* **WHAT TO WORK ON**: Find every line in the records below that contains the word "example", and copy each such line.

* **EXTRACTED MATERIAL**:
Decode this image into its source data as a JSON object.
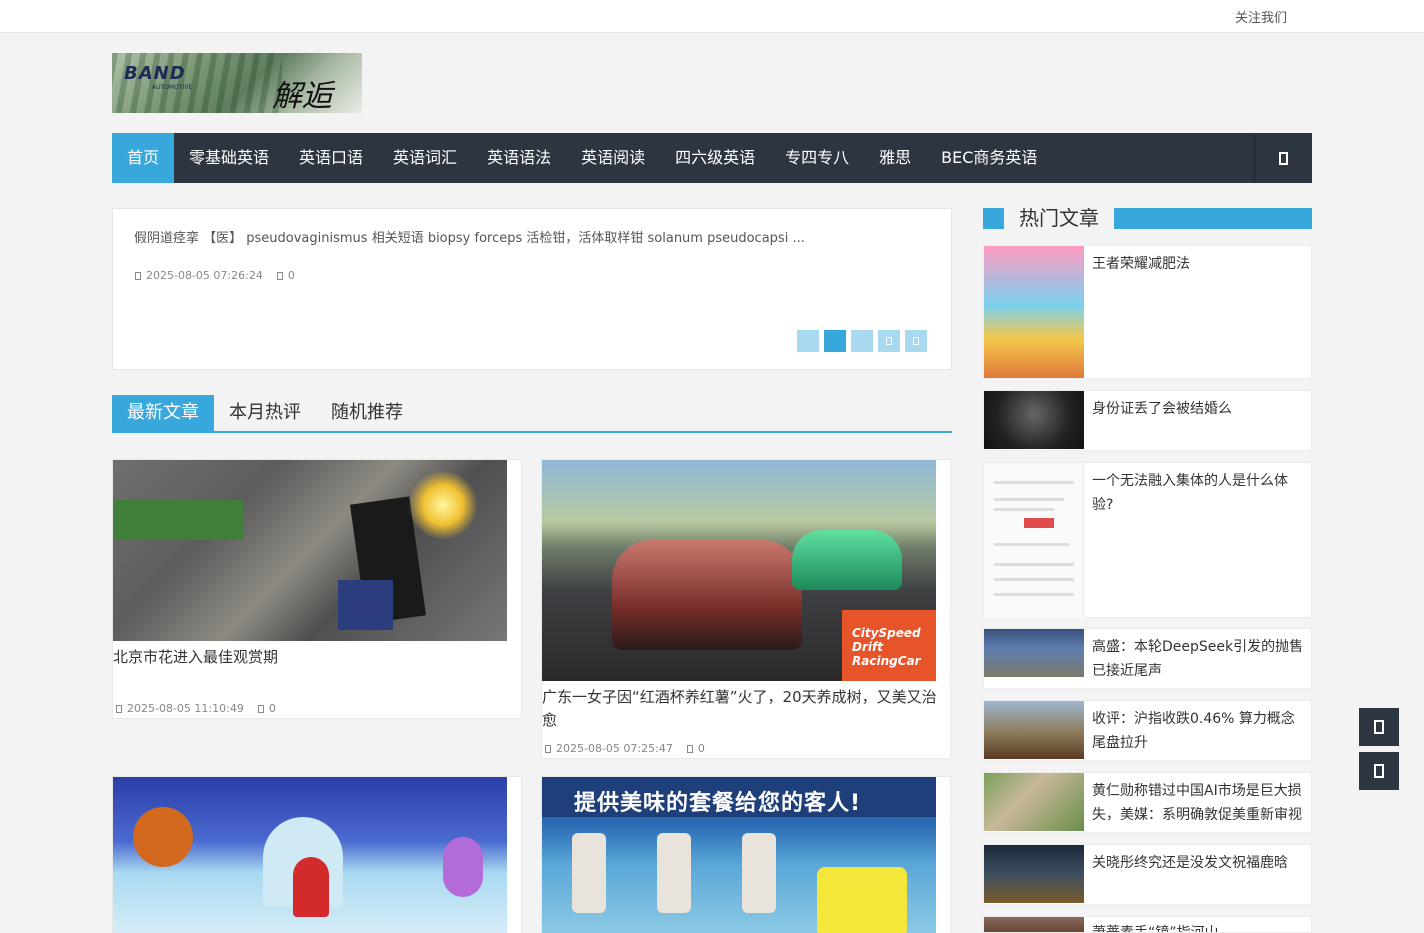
{
  "topbar": {
    "follow_label": "关注我们"
  },
  "logo": {
    "brand": "BAND",
    "brand_sub": "AUTOMOTIVE",
    "signature": "解逅"
  },
  "nav": {
    "items": [
      "首页",
      "零基础英语",
      "英语口语",
      "英语词汇",
      "英语语法",
      "英语阅读",
      "四六级英语",
      "专四专八",
      "雅思",
      "BEC商务英语"
    ],
    "active_index": 0,
    "search_icon": "search-icon"
  },
  "slider": {
    "text": "假阴道痉挛 【医】 pseudovaginismus 相关短语 biopsy forceps 活检钳，活体取样钳 solanum pseudocapsi ...",
    "date": "2025-08-05 07:26:24",
    "comments": "0",
    "dots_active_index": 1
  },
  "tabs": {
    "items": [
      "最新文章",
      "本月热评",
      "随机推荐"
    ],
    "active_index": 0
  },
  "articles": [
    {
      "title": "北京市花进入最佳观赏期",
      "date": "2025-08-05 11:10:49",
      "comments": "0"
    },
    {
      "title": "广东一女子因“红酒杯养红薯”火了，20天养成树，又美又治愈",
      "date": "2025-08-05 07:25:47",
      "comments": "0"
    },
    {
      "title": "",
      "date": "",
      "comments": ""
    },
    {
      "title": "",
      "date": "",
      "comments": "",
      "banner_text": "提供美味的套餐给您的客人!"
    }
  ],
  "game_logo": {
    "line1": "City",
    "line1b": "Speed",
    "line2": "Drift",
    "line3": "RacingCar"
  },
  "sidebar": {
    "title": "热门文章",
    "items": [
      {
        "title": "王者荣耀减肥法"
      },
      {
        "title": "身份证丢了会被结婚么"
      },
      {
        "title": "一个无法融入集体的人是什么体验?"
      },
      {
        "title": "高盛：本轮DeepSeek引发的抛售已接近尾声"
      },
      {
        "title": "收评：沪指收跌0.46% 算力概念尾盘拉升"
      },
      {
        "title": "黄仁勋称错过中国AI市场是巨大损失，美媒：系明确敦促美重新审视"
      },
      {
        "title": "关晓彤终究还是没发文祝福鹿晗"
      },
      {
        "title": "萧蔷素手“镜”指河山"
      }
    ]
  },
  "floating": {
    "top_icon": "back-to-top-icon",
    "bottom_icon": "qr-icon"
  },
  "colors": {
    "accent": "#37a7dc",
    "nav_bg": "#2d3640",
    "page_bg": "#f3f3f3"
  }
}
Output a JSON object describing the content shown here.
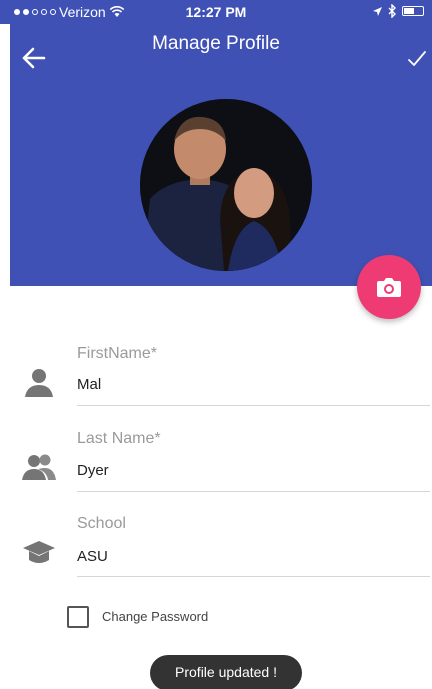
{
  "status_bar": {
    "carrier": "Verizon",
    "time": "12:27 PM",
    "signal_bars_filled": 2,
    "signal_bars_total": 5
  },
  "app_bar": {
    "title": "Manage Profile",
    "back_icon": "arrow-left-icon",
    "save_icon": "check-icon"
  },
  "profile": {
    "avatar_icon": "profile-photo",
    "camera_icon": "camera-icon"
  },
  "form": {
    "first_name": {
      "label": "FirstName*",
      "value": "Mal",
      "icon": "person-icon"
    },
    "last_name": {
      "label": "Last Name*",
      "value": "Dyer",
      "icon": "people-icon"
    },
    "school": {
      "label": "School",
      "value": "ASU",
      "icon": "school-cap-icon"
    },
    "change_password": {
      "label": "Change Password",
      "checked": false
    }
  },
  "toast": {
    "message": "Profile updated !"
  },
  "colors": {
    "primary": "#3f51b5",
    "accent": "#ef3b73",
    "toast_bg": "#333333",
    "icon_gray": "#757575"
  }
}
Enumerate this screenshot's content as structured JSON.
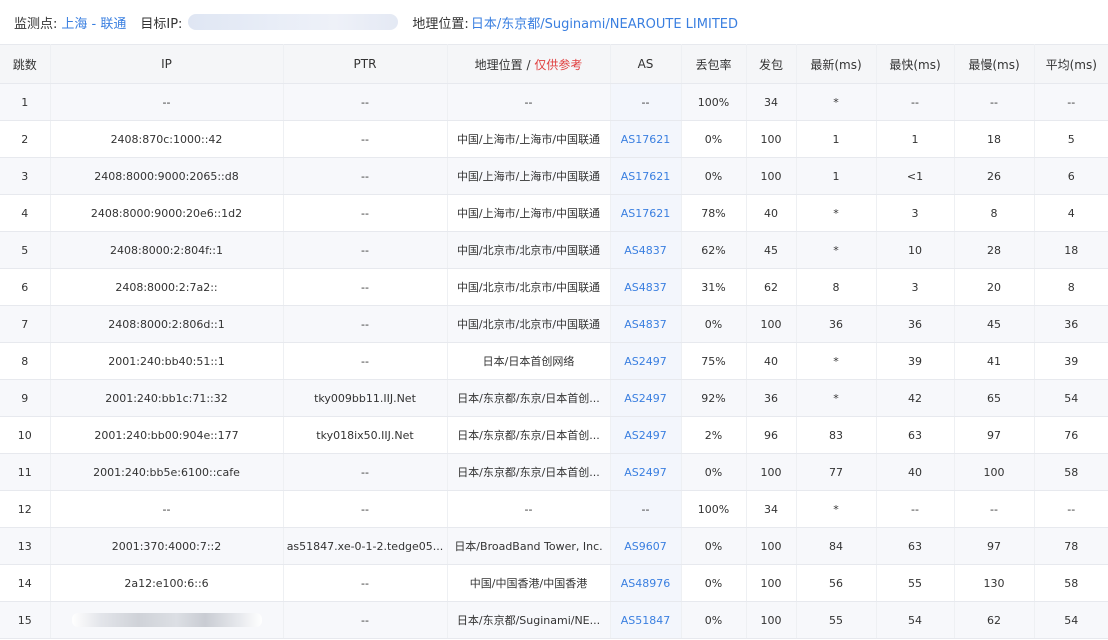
{
  "header": {
    "monitor_label": "监测点:",
    "monitor_value": "上海 - 联通",
    "target_label": "目标IP:",
    "geo_label": "地理位置:",
    "geo_value": "日本/东京都/Suginami/NEAROUTE LIMITED"
  },
  "table": {
    "columns": {
      "hop": "跳数",
      "ip": "IP",
      "ptr": "PTR",
      "geo": "地理位置 /",
      "geo_note": "仅供参考",
      "as": "AS",
      "loss": "丢包率",
      "sent": "发包",
      "last": "最新(ms)",
      "best": "最快(ms)",
      "worst": "最慢(ms)",
      "avg": "平均(ms)"
    },
    "rows": [
      {
        "hop": "1",
        "ip": "--",
        "ptr": "--",
        "geo": "--",
        "as": "--",
        "loss": "100%",
        "sent": "34",
        "last": "*",
        "best": "--",
        "worst": "--",
        "avg": "--"
      },
      {
        "hop": "2",
        "ip": "2408:870c:1000::42",
        "ptr": "--",
        "geo": "中国/上海市/上海市/中国联通",
        "as": "AS17621",
        "loss": "0%",
        "sent": "100",
        "last": "1",
        "best": "1",
        "worst": "18",
        "avg": "5"
      },
      {
        "hop": "3",
        "ip": "2408:8000:9000:2065::d8",
        "ptr": "--",
        "geo": "中国/上海市/上海市/中国联通",
        "as": "AS17621",
        "loss": "0%",
        "sent": "100",
        "last": "1",
        "best": "<1",
        "worst": "26",
        "avg": "6"
      },
      {
        "hop": "4",
        "ip": "2408:8000:9000:20e6::1d2",
        "ptr": "--",
        "geo": "中国/上海市/上海市/中国联通",
        "as": "AS17621",
        "loss": "78%",
        "sent": "40",
        "last": "*",
        "best": "3",
        "worst": "8",
        "avg": "4"
      },
      {
        "hop": "5",
        "ip": "2408:8000:2:804f::1",
        "ptr": "--",
        "geo": "中国/北京市/北京市/中国联通",
        "as": "AS4837",
        "loss": "62%",
        "sent": "45",
        "last": "*",
        "best": "10",
        "worst": "28",
        "avg": "18"
      },
      {
        "hop": "6",
        "ip": "2408:8000:2:7a2::",
        "ptr": "--",
        "geo": "中国/北京市/北京市/中国联通",
        "as": "AS4837",
        "loss": "31%",
        "sent": "62",
        "last": "8",
        "best": "3",
        "worst": "20",
        "avg": "8"
      },
      {
        "hop": "7",
        "ip": "2408:8000:2:806d::1",
        "ptr": "--",
        "geo": "中国/北京市/北京市/中国联通",
        "as": "AS4837",
        "loss": "0%",
        "sent": "100",
        "last": "36",
        "best": "36",
        "worst": "45",
        "avg": "36"
      },
      {
        "hop": "8",
        "ip": "2001:240:bb40:51::1",
        "ptr": "--",
        "geo": "日本/日本首创网络",
        "as": "AS2497",
        "loss": "75%",
        "sent": "40",
        "last": "*",
        "best": "39",
        "worst": "41",
        "avg": "39"
      },
      {
        "hop": "9",
        "ip": "2001:240:bb1c:71::32",
        "ptr": "tky009bb11.IIJ.Net",
        "geo": "日本/东京都/东京/日本首创...",
        "as": "AS2497",
        "loss": "92%",
        "sent": "36",
        "last": "*",
        "best": "42",
        "worst": "65",
        "avg": "54"
      },
      {
        "hop": "10",
        "ip": "2001:240:bb00:904e::177",
        "ptr": "tky018ix50.IIJ.Net",
        "geo": "日本/东京都/东京/日本首创...",
        "as": "AS2497",
        "loss": "2%",
        "sent": "96",
        "last": "83",
        "best": "63",
        "worst": "97",
        "avg": "76"
      },
      {
        "hop": "11",
        "ip": "2001:240:bb5e:6100::cafe",
        "ptr": "--",
        "geo": "日本/东京都/东京/日本首创...",
        "as": "AS2497",
        "loss": "0%",
        "sent": "100",
        "last": "77",
        "best": "40",
        "worst": "100",
        "avg": "58"
      },
      {
        "hop": "12",
        "ip": "--",
        "ptr": "--",
        "geo": "--",
        "as": "--",
        "loss": "100%",
        "sent": "34",
        "last": "*",
        "best": "--",
        "worst": "--",
        "avg": "--"
      },
      {
        "hop": "13",
        "ip": "2001:370:4000:7::2",
        "ptr": "as51847.xe-0-1-2.tedge05...",
        "geo": "日本/BroadBand Tower, Inc.",
        "as": "AS9607",
        "loss": "0%",
        "sent": "100",
        "last": "84",
        "best": "63",
        "worst": "97",
        "avg": "78"
      },
      {
        "hop": "14",
        "ip": "2a12:e100:6::6",
        "ptr": "--",
        "geo": "中国/中国香港/中国香港",
        "as": "AS48976",
        "loss": "0%",
        "sent": "100",
        "last": "56",
        "best": "55",
        "worst": "130",
        "avg": "58"
      },
      {
        "hop": "15",
        "ip": "",
        "ptr": "--",
        "geo": "日本/东京都/Suginami/NE...",
        "as": "AS51847",
        "loss": "0%",
        "sent": "100",
        "last": "55",
        "best": "54",
        "worst": "62",
        "avg": "54"
      }
    ]
  }
}
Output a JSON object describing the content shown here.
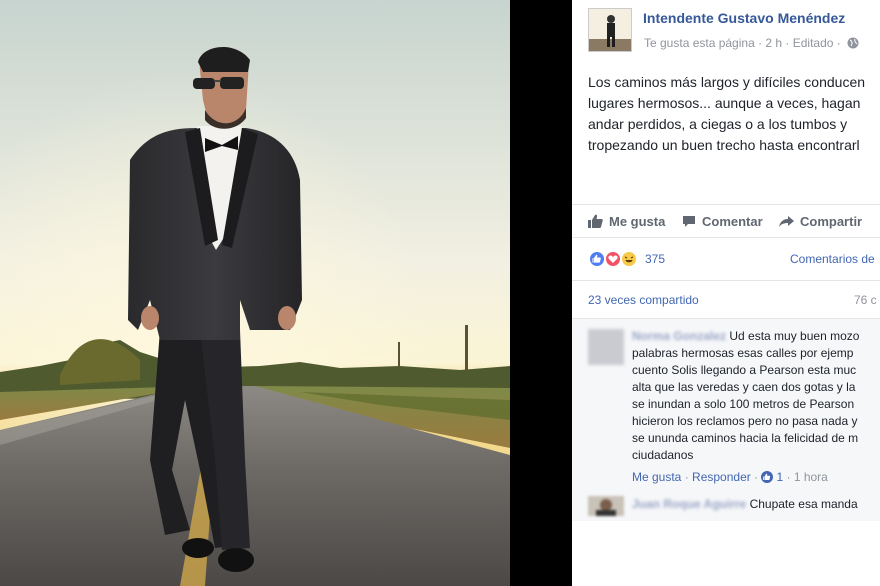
{
  "post": {
    "page_name": "Intendente Gustavo Menéndez",
    "meta": "Te gusta esta página · 2 h · Editado ·",
    "text_lines": [
      "Los caminos más largos y difíciles conducen",
      "lugares hermosos... aunque a veces, hagan",
      "andar perdidos, a ciegas o a los tumbos y",
      "tropezando un buen trecho hasta encontrarl"
    ]
  },
  "actions": {
    "like": "Me gusta",
    "comment": "Comentar",
    "share": "Compartir"
  },
  "reactions": {
    "count": "375",
    "comments_link": "Comentarios de",
    "icons": [
      "like-reaction-icon",
      "love-reaction-icon",
      "haha-reaction-icon"
    ],
    "colors": {
      "like": "#4f7df3",
      "love": "#f25268",
      "haha": "#f7c94a"
    }
  },
  "shares": {
    "text": "23 veces compartido",
    "comments_count": "76 c"
  },
  "comments": [
    {
      "author": "Norma Gonzalez",
      "text_lines": [
        " Ud esta muy buen mozo",
        "palabras hermosas esas calles por ejemp",
        "cuento Solis llegando a Pearson esta muc",
        "alta que las veredas y caen dos gotas y la",
        "se inundan a solo 100 metros de Pearson",
        "hicieron los reclamos pero no pasa nada y",
        "se ununda caminos hacia la felicidad de m",
        "ciudadanos"
      ],
      "like_label": "Me gusta",
      "reply_label": "Responder",
      "like_count": "1",
      "time": "1 hora"
    },
    {
      "author": "Juan Roque Aguirre",
      "text": " Chupate esa manda"
    }
  ],
  "theme": {
    "link_color": "#365899",
    "accent": "#4267b2",
    "muted": "#90949c"
  }
}
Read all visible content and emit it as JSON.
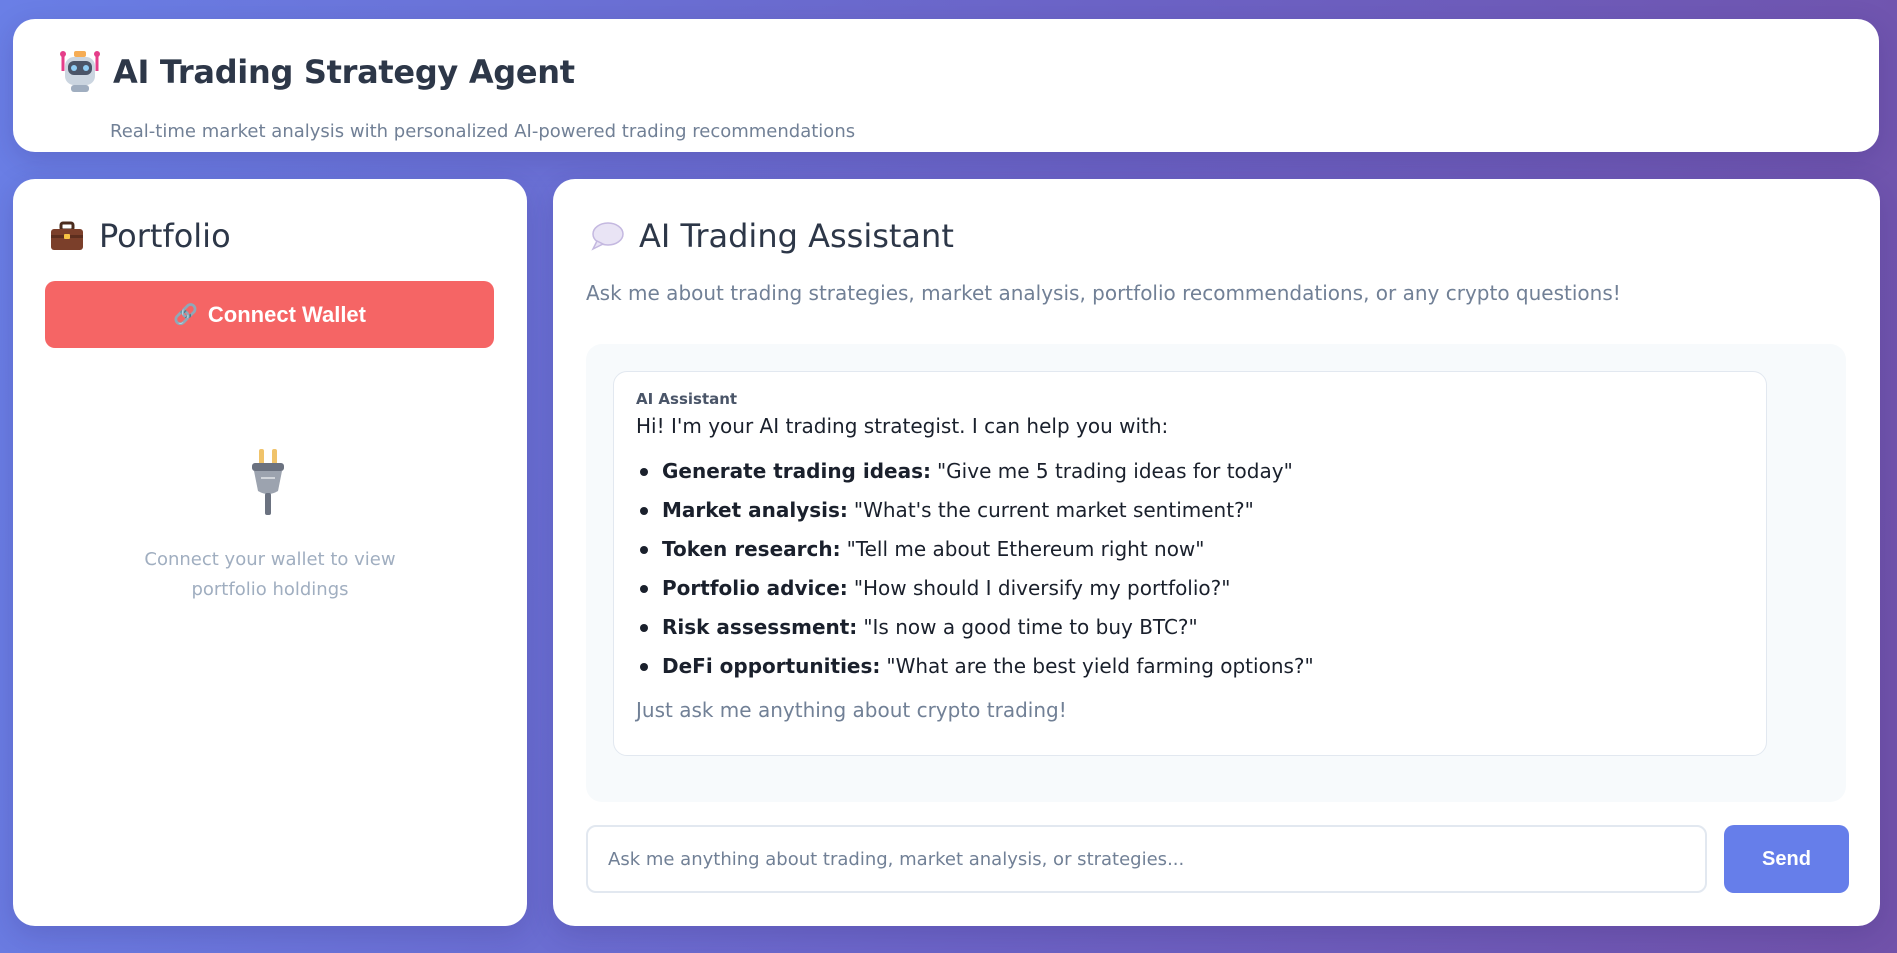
{
  "header": {
    "title": "AI Trading Strategy Agent",
    "subtitle": "Real-time market analysis with personalized AI-powered trading recommendations",
    "icon": "robot-icon"
  },
  "portfolio": {
    "title": "Portfolio",
    "icon": "briefcase-icon",
    "connect_button": {
      "label": "Connect Wallet",
      "icon": "link-icon"
    },
    "empty_state": {
      "icon": "plug-icon",
      "line1": "Connect your wallet to view",
      "line2": "portfolio holdings"
    }
  },
  "assistant": {
    "title": "AI Trading Assistant",
    "icon": "speech-bubble-icon",
    "description": "Ask me about trading strategies, market analysis, portfolio recommendations, or any crypto questions!",
    "message": {
      "sender": "AI Assistant",
      "intro": "Hi! I'm your AI trading strategist. I can help you with:",
      "items": [
        {
          "label": "Generate trading ideas:",
          "example": "\"Give me 5 trading ideas for today\""
        },
        {
          "label": "Market analysis:",
          "example": "\"What's the current market sentiment?\""
        },
        {
          "label": "Token research:",
          "example": "\"Tell me about Ethereum right now\""
        },
        {
          "label": "Portfolio advice:",
          "example": "\"How should I diversify my portfolio?\""
        },
        {
          "label": "Risk assessment:",
          "example": "\"Is now a good time to buy BTC?\""
        },
        {
          "label": "DeFi opportunities:",
          "example": "\"What are the best yield farming options?\""
        }
      ],
      "outro": "Just ask me anything about crypto trading!"
    },
    "input": {
      "value": "",
      "placeholder": "Ask me anything about trading, market analysis, or strategies..."
    },
    "send_label": "Send"
  },
  "colors": {
    "connect_button": "#f56565",
    "send_button": "#667eea",
    "background_start": "#6a7fe6",
    "background_end": "#7152aa"
  }
}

* **RESPONSE FOR THIS EXERCISE**:
          "example": "\"Give me 5 trading ideas for today\""
          "example": "\"What's the current market sentiment?\""
          "example": "\"Tell me about Ethereum right now\""
          "example": "\"How should I diversify my portfolio?\""
          "example": "\"Is now a good time to buy BTC?\""
          "example": "\"What are the best yield farming options?\""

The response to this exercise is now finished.